I eat Halal but I’m happy to eat vegetarian food. On one of the first days I was at the Hospice, the catering manager came to talk to me and said she could order some halal meat for me. I said, no you don’t have to do that. She said, we want to! I like English meals, so they’ve made me halal shepherd’s pie. At hospital I didn’t always want the food but here, I’m hungry every day!
The toughest part of my situation is not knowing how long I’ve got. I’ve got two grown up kids by my first marriage and five with my second wife. My older kids know everything that’s going on. But the younger ones, I’m not sure, I think they understand. Mum’s told them, that dad gets upset. When I’m not there, they come into my room and say good morning and kiss my pillow. They ask me, when are you going to get better? And it’s hard to say: I’ll get better soon.
After getting over the big issues with my gambling, I just wanted a normal life and then this happens and you do think, life’s not fair. I’m not angry at anyone though. I believe when you’re born, it’s written how long you’ve got. If it’s taken me to have this illness to become the person that I am, then I accept it with open arms. Otherwise I don’t know how I would have ended up.
My wife is 19 years younger than me. I met her at a time when I was at my worst. It’s mad, I didn’t think she’d give me a second look. But even now, without blinking an eyelid, she never complains, looking after five children and having to come in to the Hospice. Without me even finishing my sentence, she knows just what I mean.
She wanted to get married, she wanted that white wedding and I could give her that. But obviously I can’t give her that ‘happily ever after’. But I know that she and my children will get support from the Hospice, and from my family and my friends. I’ve got no worries about that.

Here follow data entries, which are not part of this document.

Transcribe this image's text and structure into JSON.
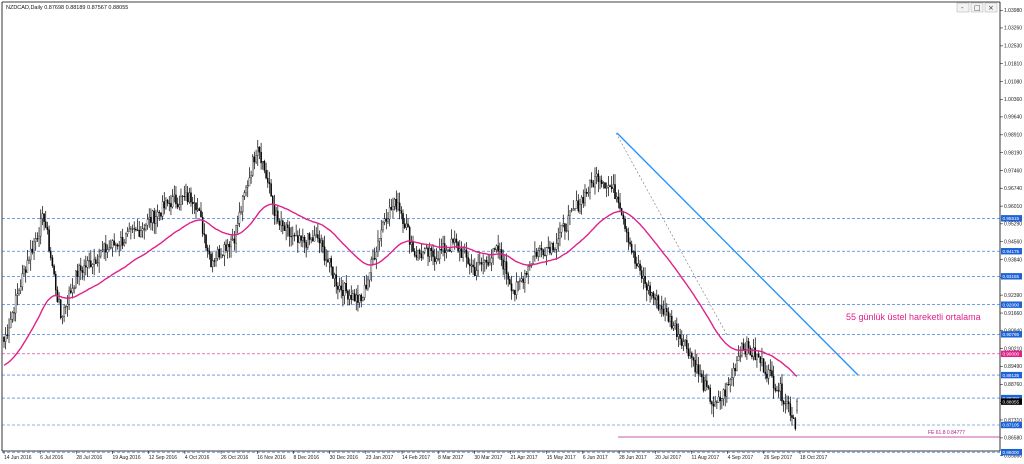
{
  "window": {
    "header_text": "NZDCAD,Daily  0.87698 0.88189 0.87567 0.88055",
    "buttons": [
      "-",
      "□",
      "×"
    ]
  },
  "chart_data": {
    "type": "candlestick",
    "symbol": "NZDCAD",
    "timeframe": "Daily",
    "ohlc": {
      "open": 0.87698,
      "high": 0.88189,
      "low": 0.87567,
      "close": 0.88055
    },
    "ylim": [
      0.8621,
      1.0399
    ],
    "price_ticks": [
      1.0398,
      1.0326,
      1.0253,
      1.0181,
      1.0108,
      1.0036,
      0.9964,
      0.9891,
      0.9819,
      0.9746,
      0.9674,
      0.9601,
      0.9529,
      0.9456,
      0.9384,
      0.9311,
      0.9239,
      0.9166,
      0.9094,
      0.9021,
      0.8949,
      0.8876,
      0.8803,
      0.8731,
      0.8658,
      0.8586
    ],
    "price_tick_labels": [
      "1.03980",
      "1.03260",
      "1.02530",
      "1.01810",
      "1.01080",
      "1.00360",
      "0.99640",
      "0.98910",
      "0.98190",
      "0.97460",
      "0.96740",
      "0.96010",
      "0.95290",
      "0.94560",
      "0.93840",
      "0.93110",
      "0.92390",
      "0.91660",
      "0.90940",
      "0.90210",
      "0.89490",
      "0.88760",
      "0.88030",
      "0.87310",
      "0.86580",
      "0.85860"
    ],
    "date_labels": [
      "14 Jun 2016",
      "6 Jul 2016",
      "28 Jul 2016",
      "19 Aug 2016",
      "12 Sep 2016",
      "4 Oct 2016",
      "26 Oct 2016",
      "16 Nov 2016",
      "8 Dec 2016",
      "30 Dec 2016",
      "23 Jan 2017",
      "14 Feb 2017",
      "8 Mar 2017",
      "30 Mar 2017",
      "21 Apr 2017",
      "15 May 2017",
      "6 Jun 2017",
      "28 Jun 2017",
      "20 Jul 2017",
      "11 Aug 2017",
      "4 Sep 2017",
      "26 Sep 2017",
      "18 Oct 2017"
    ],
    "levels": [
      {
        "label": "0.95515",
        "value": 0.95515,
        "color": "#1e63d6"
      },
      {
        "label": "0.94175",
        "value": 0.94175,
        "color": "#1e63d6"
      },
      {
        "label": "0.93155",
        "value": 0.93155,
        "color": "#1e63d6"
      },
      {
        "label": "0.92000",
        "value": 0.92,
        "color": "#1e63d6"
      },
      {
        "label": "0.90795",
        "value": 0.90795,
        "color": "#1e63d6"
      },
      {
        "label": "0.90000",
        "value": 0.9,
        "color": "#e0218a"
      },
      {
        "label": "0.89135",
        "value": 0.89135,
        "color": "#1e63d6"
      },
      {
        "label": "0.88200",
        "value": 0.882,
        "color": "#1e63d6"
      },
      {
        "label": "0.87105",
        "value": 0.87105,
        "color": "#1e63d6"
      },
      {
        "label": "0.86000",
        "value": 0.86,
        "color": "#1e63d6"
      }
    ],
    "current_price_label": "0.88055",
    "ema_label": "55 günlük üstel hareketli ortalama",
    "fibo_label": "FE  61.8  0.84777",
    "fibo_value": 0.84777,
    "colors": {
      "candles": "#000000",
      "ema": "#e0218a",
      "trendline": "#1e90ff",
      "levels": "#1e63d6",
      "fibo": "#b0208f"
    }
  }
}
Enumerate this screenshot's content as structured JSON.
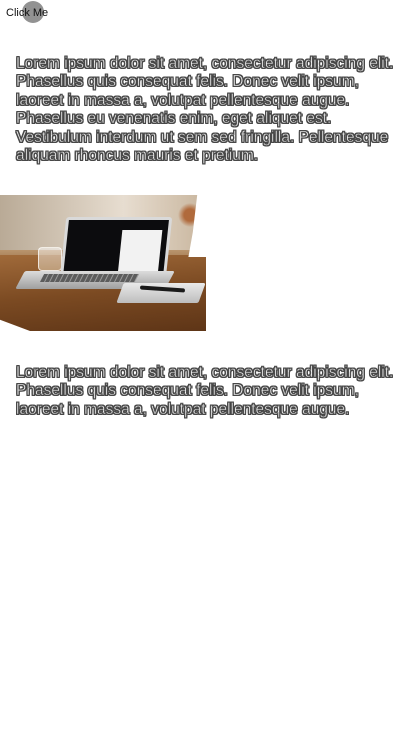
{
  "button": {
    "label": "Click Me"
  },
  "paragraphs": [
    "Lorem ipsum dolor sit amet, consectetur adipiscing elit. Phasellus quis consequat felis. Donec velit ipsum, laoreet in massa a, volutpat pellentesque augue. Phasellus eu venenatis enim, eget aliquet est. Vestibulum interdum ut sem sed fringilla. Pellentesque aliquam rhoncus mauris et pretium.",
    "Lorem ipsum dolor sit amet, consectetur adipiscing elit. Phasellus quis consequat felis. Donec velit ipsum, laoreet in massa a, volutpat pellentesque augue."
  ],
  "image": {
    "subject": "laptop-on-wooden-desk"
  }
}
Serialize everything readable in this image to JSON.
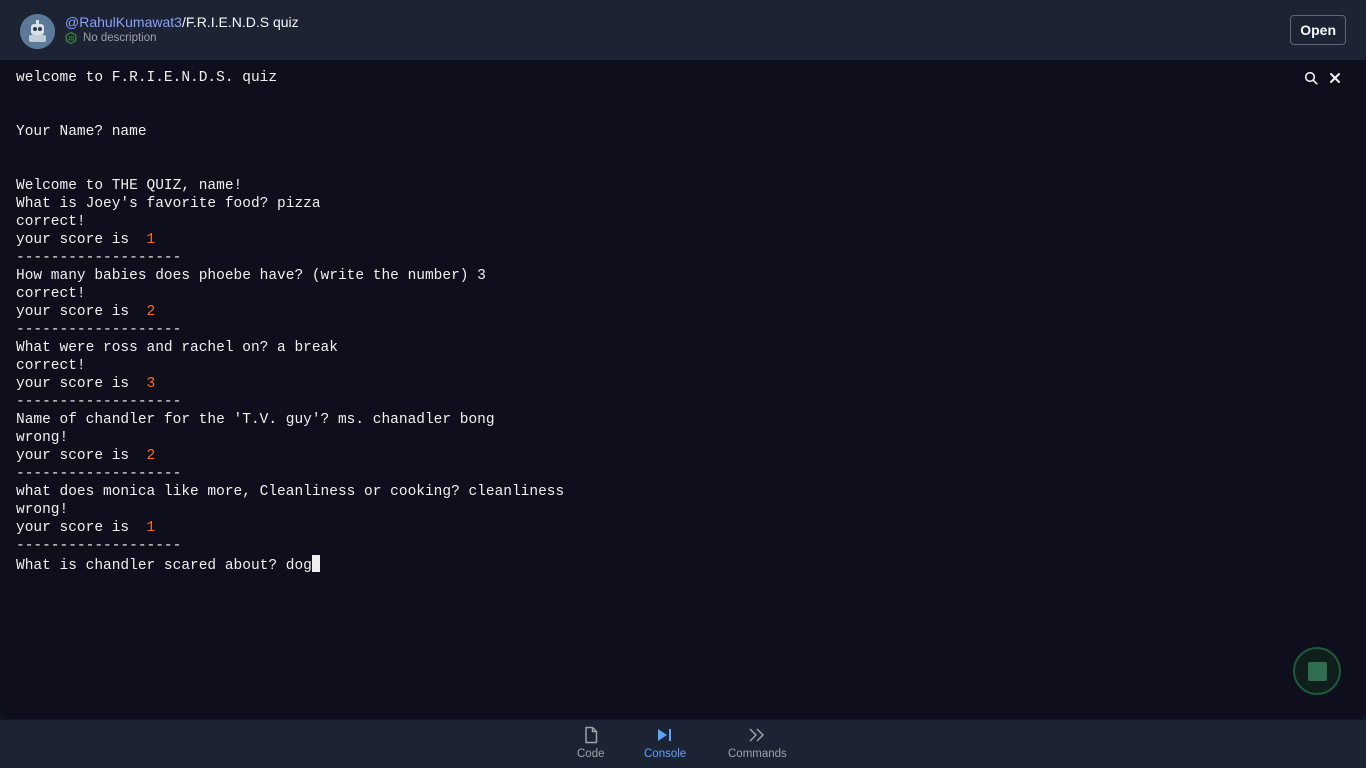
{
  "header": {
    "owner": "@RahulKumawat3",
    "separator": "/",
    "repl_name": "F.R.I.E.N.D.S quiz",
    "description": "No description",
    "open_label": "Open"
  },
  "console": {
    "lines": [
      {
        "text": "welcome to F.R.I.E.N.D.S. quiz"
      },
      {
        "text": ""
      },
      {
        "text": ""
      },
      {
        "text": "Your Name? name"
      },
      {
        "text": ""
      },
      {
        "text": ""
      },
      {
        "text": "Welcome to THE QUIZ, name!"
      },
      {
        "text": "What is Joey's favorite food? pizza"
      },
      {
        "text": "correct!"
      },
      {
        "text": "your score is  ",
        "score": "1"
      },
      {
        "text": "-------------------"
      },
      {
        "text": "How many babies does phoebe have? (write the number) 3"
      },
      {
        "text": "correct!"
      },
      {
        "text": "your score is  ",
        "score": "2"
      },
      {
        "text": "-------------------"
      },
      {
        "text": "What were ross and rachel on? a break"
      },
      {
        "text": "correct!"
      },
      {
        "text": "your score is  ",
        "score": "3"
      },
      {
        "text": "-------------------"
      },
      {
        "text": "Name of chandler for the 'T.V. guy'? ms. chanadler bong"
      },
      {
        "text": "wrong!"
      },
      {
        "text": "your score is  ",
        "score": "2"
      },
      {
        "text": "-------------------"
      },
      {
        "text": "what does monica like more, Cleanliness or cooking? cleanliness"
      },
      {
        "text": "wrong!"
      },
      {
        "text": "your score is  ",
        "score": "1"
      },
      {
        "text": "-------------------"
      },
      {
        "text": "What is chandler scared about? dog",
        "cursor": true
      }
    ],
    "score_color": "#ff6b1a"
  },
  "icons": {
    "search": "search-icon",
    "close": "close-icon",
    "stop": "stop-icon"
  },
  "nav": {
    "items": [
      {
        "label": "Code",
        "icon": "file-icon",
        "active": false
      },
      {
        "label": "Console",
        "icon": "play-step-icon",
        "active": true
      },
      {
        "label": "Commands",
        "icon": "double-chevron-icon",
        "active": false
      }
    ],
    "active_color": "#5ba4ff"
  }
}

I accept it but when I fall ill and I start thinking – is this my time? Then it does frighten me, because nobody wants to die.
I’ve got my religious side but I’ve also become very spiritual. I feel reborn, honestly I really do. In the Day Hospice they do a relaxation session at the end. You’d be amazed that if even if you’ve had a bad day, if you totally relax yourself, you can get that bad day out of you.
Giving something back
I’m really proud of my wife and kids’ fundraising. They signed up the family for the 40 Mile March. That’s 280 miles between us ,which was quite daunting. But they’ve smashed it! They really enjoyed it and collected about £1,500. I know the Hospice is a charity so if there’s anything me or my family can do to help, we’ll do it.
I’m so thankful to everyone at Birmingham St Mary’s: the doctors, nurses, occupational therapists, catering staff, cleaners, the day hospice team, the communications team, and counsellors. And that’s naming just a few!
Thank you Sid for sharing your story with us. If you would like to help support more families like Sid’s, please take a look here.